Work task:
The number of lines below holding the string "structured" is the only answer wanted.

Provided records:
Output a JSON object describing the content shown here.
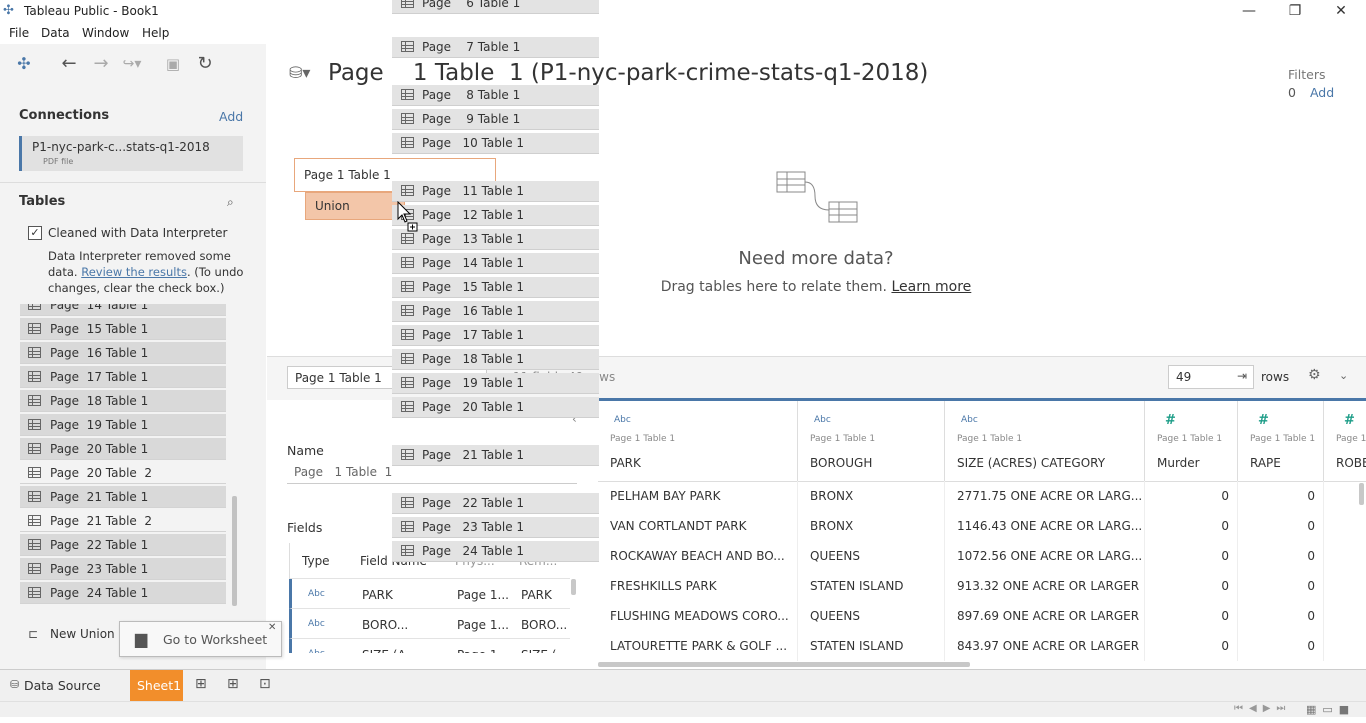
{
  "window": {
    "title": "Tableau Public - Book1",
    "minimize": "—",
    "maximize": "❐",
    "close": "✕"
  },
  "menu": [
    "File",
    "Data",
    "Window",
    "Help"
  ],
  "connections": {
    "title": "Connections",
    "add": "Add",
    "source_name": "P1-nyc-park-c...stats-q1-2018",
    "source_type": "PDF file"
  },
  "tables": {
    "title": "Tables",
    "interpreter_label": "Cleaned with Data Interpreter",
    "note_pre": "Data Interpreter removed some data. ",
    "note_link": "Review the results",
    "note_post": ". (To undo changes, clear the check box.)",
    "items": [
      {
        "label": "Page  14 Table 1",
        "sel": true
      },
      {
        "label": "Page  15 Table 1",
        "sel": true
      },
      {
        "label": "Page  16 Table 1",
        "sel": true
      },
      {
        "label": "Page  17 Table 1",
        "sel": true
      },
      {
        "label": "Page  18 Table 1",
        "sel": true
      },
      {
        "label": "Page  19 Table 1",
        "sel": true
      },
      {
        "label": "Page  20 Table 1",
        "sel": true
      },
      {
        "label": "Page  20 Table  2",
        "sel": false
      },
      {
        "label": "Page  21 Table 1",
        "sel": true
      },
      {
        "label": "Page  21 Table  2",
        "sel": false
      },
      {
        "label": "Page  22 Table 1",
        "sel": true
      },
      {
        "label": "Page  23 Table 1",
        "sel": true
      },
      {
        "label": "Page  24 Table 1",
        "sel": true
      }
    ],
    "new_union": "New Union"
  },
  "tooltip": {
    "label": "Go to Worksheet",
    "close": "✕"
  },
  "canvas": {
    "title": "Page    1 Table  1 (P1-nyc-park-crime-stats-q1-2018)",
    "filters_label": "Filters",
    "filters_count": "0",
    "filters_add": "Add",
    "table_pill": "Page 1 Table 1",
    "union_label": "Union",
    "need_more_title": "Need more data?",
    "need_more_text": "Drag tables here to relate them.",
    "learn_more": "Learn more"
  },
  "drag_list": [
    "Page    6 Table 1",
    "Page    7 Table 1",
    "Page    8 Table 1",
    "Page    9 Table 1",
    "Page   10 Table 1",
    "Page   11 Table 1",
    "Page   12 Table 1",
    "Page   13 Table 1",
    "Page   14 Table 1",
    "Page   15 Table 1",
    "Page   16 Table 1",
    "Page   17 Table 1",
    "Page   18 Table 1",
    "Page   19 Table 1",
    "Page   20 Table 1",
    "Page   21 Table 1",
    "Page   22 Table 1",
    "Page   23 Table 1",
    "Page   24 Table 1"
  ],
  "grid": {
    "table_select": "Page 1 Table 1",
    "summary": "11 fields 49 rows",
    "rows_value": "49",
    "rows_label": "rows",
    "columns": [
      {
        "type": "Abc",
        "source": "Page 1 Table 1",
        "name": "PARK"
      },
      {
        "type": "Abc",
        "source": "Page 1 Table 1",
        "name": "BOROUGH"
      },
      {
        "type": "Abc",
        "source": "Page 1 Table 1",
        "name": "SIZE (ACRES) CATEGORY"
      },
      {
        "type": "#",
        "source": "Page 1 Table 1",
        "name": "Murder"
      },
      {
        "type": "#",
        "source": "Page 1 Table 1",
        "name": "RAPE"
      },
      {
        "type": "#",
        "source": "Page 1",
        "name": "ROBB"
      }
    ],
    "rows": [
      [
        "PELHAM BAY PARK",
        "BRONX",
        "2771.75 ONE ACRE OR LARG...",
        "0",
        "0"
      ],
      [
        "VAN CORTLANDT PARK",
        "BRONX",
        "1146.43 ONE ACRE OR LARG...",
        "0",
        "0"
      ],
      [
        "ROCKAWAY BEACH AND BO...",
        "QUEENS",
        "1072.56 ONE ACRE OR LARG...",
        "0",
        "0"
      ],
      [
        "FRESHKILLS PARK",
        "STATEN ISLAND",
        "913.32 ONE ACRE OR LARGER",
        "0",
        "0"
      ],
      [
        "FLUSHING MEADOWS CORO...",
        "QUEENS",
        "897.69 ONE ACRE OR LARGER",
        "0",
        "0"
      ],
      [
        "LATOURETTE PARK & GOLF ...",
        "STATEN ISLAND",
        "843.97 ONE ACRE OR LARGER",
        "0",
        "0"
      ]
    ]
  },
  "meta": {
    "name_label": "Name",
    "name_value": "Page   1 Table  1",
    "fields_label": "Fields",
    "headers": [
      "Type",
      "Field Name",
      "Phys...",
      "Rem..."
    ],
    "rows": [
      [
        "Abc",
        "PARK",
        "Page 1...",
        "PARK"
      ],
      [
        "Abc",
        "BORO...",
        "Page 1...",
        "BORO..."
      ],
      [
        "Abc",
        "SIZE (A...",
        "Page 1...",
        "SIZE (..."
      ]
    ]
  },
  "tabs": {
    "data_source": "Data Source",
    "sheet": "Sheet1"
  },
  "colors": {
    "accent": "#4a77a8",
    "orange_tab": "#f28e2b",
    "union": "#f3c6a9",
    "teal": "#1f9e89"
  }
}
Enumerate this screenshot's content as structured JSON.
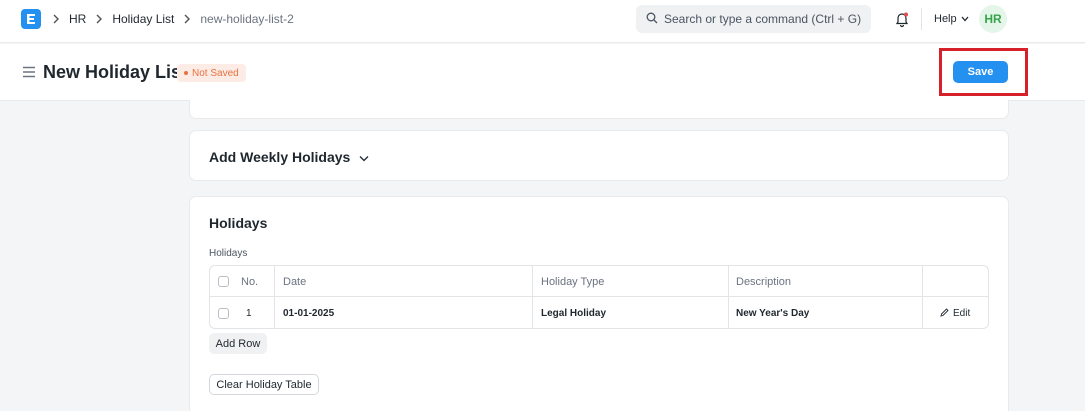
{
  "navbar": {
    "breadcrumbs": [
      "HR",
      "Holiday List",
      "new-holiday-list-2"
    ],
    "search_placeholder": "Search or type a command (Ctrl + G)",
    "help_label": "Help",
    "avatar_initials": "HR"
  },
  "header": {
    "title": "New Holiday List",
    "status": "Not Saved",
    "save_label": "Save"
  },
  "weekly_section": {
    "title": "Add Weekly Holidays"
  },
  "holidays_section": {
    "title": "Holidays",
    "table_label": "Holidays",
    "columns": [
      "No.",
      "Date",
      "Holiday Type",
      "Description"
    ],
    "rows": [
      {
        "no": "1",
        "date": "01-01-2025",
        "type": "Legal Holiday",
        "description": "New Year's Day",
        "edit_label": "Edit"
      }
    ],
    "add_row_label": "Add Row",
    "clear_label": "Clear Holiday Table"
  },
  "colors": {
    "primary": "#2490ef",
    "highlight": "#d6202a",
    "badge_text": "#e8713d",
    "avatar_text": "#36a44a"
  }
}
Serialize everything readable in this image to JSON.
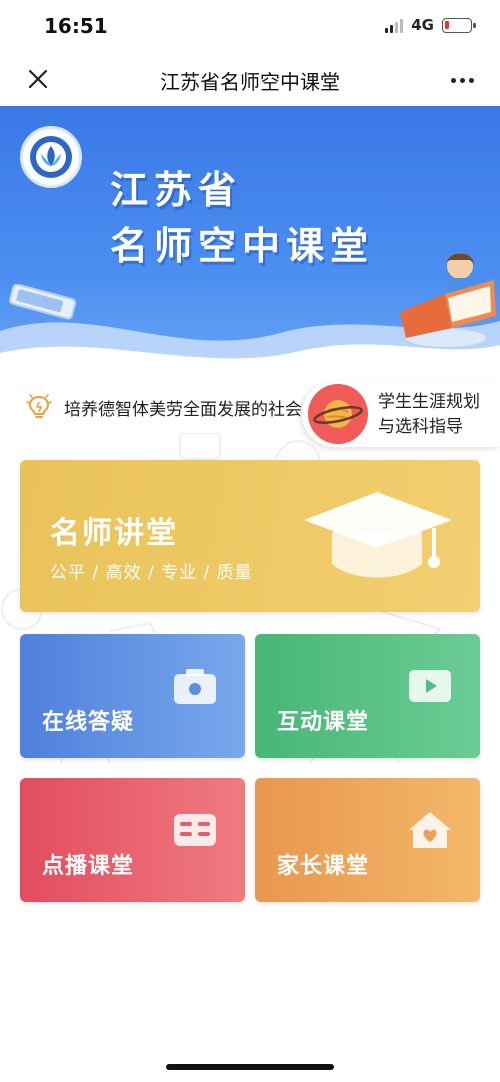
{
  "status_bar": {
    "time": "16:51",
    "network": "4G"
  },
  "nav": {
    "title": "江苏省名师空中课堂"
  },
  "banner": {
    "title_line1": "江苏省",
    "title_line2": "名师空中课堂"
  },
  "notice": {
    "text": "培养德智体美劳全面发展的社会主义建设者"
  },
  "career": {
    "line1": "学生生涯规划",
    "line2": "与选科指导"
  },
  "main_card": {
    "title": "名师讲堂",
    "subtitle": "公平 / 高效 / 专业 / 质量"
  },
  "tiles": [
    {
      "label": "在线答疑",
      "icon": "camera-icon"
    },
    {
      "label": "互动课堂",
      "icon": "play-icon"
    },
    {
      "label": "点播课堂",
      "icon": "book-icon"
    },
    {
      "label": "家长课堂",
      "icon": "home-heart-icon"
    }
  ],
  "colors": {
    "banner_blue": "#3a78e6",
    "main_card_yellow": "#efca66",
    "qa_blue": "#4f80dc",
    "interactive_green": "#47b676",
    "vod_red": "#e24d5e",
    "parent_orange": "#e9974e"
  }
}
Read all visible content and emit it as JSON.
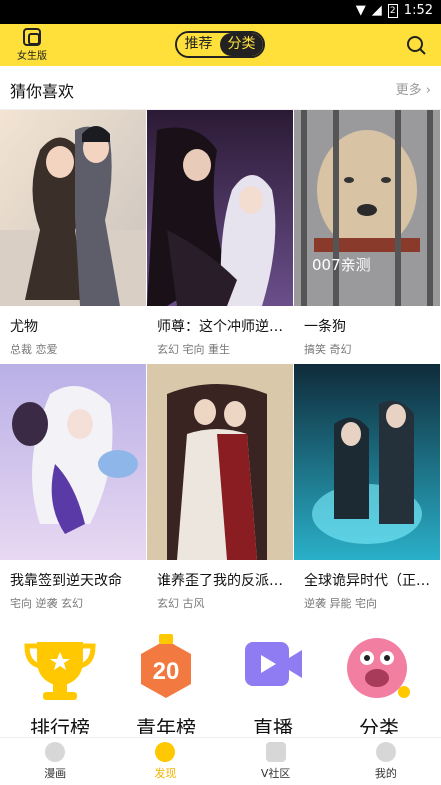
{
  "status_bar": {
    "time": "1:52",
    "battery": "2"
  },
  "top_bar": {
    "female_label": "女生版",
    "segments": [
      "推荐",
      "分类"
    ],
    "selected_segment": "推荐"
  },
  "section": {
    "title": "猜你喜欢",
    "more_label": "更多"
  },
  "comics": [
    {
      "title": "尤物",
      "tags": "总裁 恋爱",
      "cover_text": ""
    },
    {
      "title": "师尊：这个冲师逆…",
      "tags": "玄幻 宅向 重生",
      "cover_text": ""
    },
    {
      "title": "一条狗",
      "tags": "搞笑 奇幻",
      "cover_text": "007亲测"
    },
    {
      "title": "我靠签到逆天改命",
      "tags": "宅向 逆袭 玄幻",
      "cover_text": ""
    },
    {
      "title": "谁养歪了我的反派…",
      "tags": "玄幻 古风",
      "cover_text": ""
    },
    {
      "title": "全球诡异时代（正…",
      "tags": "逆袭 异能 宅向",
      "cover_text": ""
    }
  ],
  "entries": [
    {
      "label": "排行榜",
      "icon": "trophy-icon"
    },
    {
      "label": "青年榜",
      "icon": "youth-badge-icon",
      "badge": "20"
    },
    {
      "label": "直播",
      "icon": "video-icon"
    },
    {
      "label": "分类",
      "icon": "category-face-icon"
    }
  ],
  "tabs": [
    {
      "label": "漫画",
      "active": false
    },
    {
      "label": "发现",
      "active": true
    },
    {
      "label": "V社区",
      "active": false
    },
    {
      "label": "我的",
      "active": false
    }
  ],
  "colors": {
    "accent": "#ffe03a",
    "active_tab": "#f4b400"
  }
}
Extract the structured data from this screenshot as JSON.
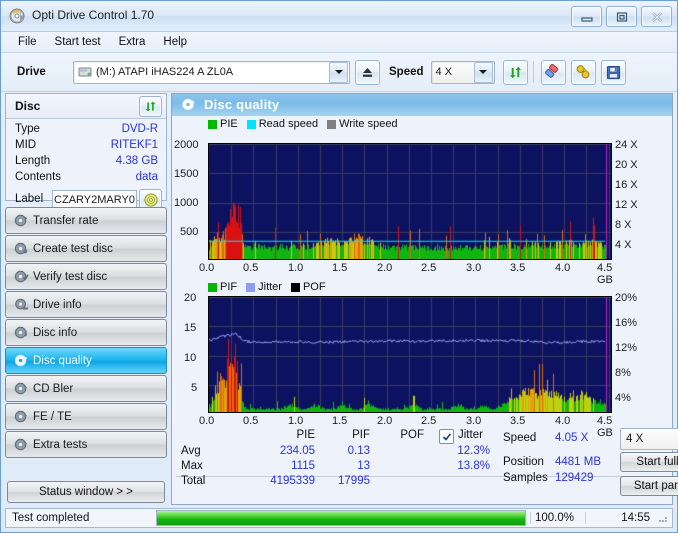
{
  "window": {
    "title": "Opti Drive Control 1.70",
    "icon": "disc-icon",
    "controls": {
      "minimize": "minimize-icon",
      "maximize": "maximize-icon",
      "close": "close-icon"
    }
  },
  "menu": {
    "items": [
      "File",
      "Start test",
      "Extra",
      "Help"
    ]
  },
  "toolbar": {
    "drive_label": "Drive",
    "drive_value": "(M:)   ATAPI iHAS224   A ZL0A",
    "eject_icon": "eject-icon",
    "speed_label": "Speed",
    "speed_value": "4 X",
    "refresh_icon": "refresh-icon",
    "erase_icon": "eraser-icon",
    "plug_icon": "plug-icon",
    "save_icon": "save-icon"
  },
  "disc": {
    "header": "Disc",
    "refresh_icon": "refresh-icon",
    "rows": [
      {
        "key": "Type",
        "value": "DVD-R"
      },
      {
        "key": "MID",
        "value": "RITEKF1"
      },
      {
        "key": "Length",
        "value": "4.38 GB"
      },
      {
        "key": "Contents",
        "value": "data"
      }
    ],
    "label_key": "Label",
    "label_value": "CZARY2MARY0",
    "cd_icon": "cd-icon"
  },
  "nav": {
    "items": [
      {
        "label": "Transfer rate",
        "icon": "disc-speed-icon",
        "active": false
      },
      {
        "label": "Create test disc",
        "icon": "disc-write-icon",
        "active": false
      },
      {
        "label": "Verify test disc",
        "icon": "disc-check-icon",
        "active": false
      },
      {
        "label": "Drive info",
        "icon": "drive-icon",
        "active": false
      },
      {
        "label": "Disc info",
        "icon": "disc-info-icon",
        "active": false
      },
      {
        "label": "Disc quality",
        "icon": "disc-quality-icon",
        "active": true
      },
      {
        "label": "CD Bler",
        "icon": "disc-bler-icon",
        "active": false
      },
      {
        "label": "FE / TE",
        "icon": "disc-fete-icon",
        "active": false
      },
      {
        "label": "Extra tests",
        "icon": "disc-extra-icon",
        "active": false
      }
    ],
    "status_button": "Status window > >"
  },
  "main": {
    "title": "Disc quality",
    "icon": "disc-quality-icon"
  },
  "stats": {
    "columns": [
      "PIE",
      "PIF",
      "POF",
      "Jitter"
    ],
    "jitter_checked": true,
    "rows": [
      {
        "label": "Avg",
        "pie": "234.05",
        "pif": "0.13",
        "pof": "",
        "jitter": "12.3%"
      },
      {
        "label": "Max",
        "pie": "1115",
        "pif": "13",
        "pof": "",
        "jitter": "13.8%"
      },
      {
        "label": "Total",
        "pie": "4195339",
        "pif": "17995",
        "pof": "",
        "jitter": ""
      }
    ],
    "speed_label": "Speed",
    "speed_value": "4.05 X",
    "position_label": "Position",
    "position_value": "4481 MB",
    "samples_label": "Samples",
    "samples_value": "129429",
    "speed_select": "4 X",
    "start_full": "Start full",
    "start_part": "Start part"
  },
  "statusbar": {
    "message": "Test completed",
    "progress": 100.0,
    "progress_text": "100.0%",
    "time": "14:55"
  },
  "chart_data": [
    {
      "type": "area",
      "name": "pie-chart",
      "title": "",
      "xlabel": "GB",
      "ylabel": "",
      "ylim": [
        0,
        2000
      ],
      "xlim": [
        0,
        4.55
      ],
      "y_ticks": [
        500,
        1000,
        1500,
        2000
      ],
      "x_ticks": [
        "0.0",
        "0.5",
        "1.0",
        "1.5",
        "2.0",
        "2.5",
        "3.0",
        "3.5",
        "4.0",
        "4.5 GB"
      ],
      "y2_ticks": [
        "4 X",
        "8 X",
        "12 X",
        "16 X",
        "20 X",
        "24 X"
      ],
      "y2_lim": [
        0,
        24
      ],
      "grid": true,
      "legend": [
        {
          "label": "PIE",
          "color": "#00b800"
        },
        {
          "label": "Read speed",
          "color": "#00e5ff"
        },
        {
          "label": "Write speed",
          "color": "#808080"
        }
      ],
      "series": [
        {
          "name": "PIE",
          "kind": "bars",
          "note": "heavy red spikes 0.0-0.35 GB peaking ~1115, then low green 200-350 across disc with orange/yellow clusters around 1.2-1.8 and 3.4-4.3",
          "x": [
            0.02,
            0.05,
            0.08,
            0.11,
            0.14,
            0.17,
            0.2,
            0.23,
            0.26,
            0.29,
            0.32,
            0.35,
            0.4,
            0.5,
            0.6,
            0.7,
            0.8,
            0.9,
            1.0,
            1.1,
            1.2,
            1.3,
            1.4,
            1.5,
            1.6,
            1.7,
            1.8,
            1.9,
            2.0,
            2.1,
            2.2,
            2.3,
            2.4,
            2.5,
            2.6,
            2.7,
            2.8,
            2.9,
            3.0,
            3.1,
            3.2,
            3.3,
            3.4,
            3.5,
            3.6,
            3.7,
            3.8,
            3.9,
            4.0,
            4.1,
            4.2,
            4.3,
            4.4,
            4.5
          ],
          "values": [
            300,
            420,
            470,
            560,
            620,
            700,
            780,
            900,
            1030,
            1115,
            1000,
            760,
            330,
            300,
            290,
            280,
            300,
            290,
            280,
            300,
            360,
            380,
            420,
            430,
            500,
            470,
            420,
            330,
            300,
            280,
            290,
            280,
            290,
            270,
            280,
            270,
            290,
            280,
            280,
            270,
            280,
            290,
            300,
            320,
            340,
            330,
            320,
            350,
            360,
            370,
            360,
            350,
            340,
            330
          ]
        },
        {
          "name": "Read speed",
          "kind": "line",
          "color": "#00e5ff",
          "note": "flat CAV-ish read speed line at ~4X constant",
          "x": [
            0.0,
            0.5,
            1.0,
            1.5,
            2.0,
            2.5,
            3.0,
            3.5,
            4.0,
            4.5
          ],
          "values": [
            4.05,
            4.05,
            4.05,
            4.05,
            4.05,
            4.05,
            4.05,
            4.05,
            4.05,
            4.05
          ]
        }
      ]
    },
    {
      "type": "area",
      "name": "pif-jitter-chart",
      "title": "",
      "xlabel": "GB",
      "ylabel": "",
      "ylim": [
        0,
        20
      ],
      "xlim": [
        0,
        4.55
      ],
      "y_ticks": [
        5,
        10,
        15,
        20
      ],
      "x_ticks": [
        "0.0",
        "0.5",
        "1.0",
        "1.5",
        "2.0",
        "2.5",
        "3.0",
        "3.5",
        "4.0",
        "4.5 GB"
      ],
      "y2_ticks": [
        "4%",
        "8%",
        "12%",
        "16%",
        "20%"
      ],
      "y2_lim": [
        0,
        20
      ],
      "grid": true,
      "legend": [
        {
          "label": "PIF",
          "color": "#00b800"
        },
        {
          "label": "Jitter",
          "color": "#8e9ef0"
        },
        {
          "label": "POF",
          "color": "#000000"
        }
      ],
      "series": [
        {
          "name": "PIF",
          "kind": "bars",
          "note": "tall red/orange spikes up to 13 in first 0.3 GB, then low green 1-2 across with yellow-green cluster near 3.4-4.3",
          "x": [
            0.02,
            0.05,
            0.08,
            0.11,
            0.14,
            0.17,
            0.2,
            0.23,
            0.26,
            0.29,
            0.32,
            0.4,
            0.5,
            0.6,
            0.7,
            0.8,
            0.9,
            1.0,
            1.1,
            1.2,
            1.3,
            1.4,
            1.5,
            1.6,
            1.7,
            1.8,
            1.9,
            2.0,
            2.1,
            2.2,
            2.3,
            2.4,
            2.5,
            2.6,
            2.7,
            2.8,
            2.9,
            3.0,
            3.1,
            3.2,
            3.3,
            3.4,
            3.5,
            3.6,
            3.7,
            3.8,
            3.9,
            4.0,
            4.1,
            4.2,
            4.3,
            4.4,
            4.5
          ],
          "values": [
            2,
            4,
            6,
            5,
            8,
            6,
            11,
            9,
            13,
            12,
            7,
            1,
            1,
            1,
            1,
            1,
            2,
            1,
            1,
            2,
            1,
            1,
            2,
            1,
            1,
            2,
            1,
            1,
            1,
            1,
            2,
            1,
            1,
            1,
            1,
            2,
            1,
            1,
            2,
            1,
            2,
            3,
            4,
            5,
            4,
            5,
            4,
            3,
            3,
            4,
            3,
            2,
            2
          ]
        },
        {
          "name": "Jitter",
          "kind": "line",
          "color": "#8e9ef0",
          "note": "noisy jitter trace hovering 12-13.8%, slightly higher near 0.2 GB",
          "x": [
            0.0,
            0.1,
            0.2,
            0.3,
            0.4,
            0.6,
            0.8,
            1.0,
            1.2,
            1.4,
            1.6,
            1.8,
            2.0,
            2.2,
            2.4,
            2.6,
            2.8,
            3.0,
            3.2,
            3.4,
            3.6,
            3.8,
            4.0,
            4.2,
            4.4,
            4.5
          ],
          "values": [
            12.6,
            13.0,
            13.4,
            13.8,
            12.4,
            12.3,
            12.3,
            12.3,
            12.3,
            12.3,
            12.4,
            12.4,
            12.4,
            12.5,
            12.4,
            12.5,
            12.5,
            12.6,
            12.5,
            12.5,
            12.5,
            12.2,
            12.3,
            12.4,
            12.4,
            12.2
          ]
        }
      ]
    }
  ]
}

Answer to this task:
2